“Restaging the Disaster: Dos Passos and National Literatures after the Spanish-American War,” Journal of Modern Literature 36:2 (Winter 2013): 61–79.
“1616, Bilingual Modernism, and Anglo-Spanish Literary History,” Journal of Modern Periodical Studies 4:1 (2013): 100–110.
“El cosmopolitismo de Ortega: Kant, nacionalismo y el intelectual contemporáneo estadounidense,” trans. Sebastián Urli, Revista de Estudios Orteguianos 26 (2013): 79–99.
“Joyce and the Spanish Ulysses,” Modernism/modernity 19:2 (April 2012): 255–75.
“The Circulation of Interwar Anglophone and Hispanic Modernisms,” in The Oxford Handbook of Global Modernisms, ed. Mark Wollaeger (New York: Oxford UP, 2012), 461–77.

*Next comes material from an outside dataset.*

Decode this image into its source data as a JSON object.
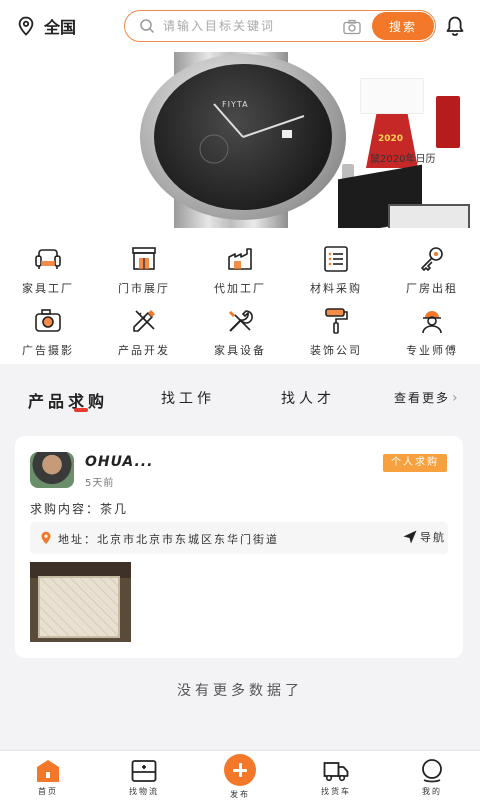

Interview and profile of Ben Lerner, Contemporary Literature 54:2 (Summer 2013): 219–38.
“Is the Spanish Language White?”, Pittsburgh Post-Gazette, July 14, 2013: B1, 8.
“James Joyce in His Labyrinth” (translation, preface, and annotations to Antonio Marichalar, “James Joyce en su laberinto” ), Publications of the Modern Language Association (PMLA) 124:3 (May 2009): 926–38.
Review of F. B. Eyes: How J. Edgar Hoover’s Ghostreaders Framed African American Literature, by William J. Maxwell, Los Angeles Review of Books (January 2015): lareviewofbooks.org/review/g-men-literary-critics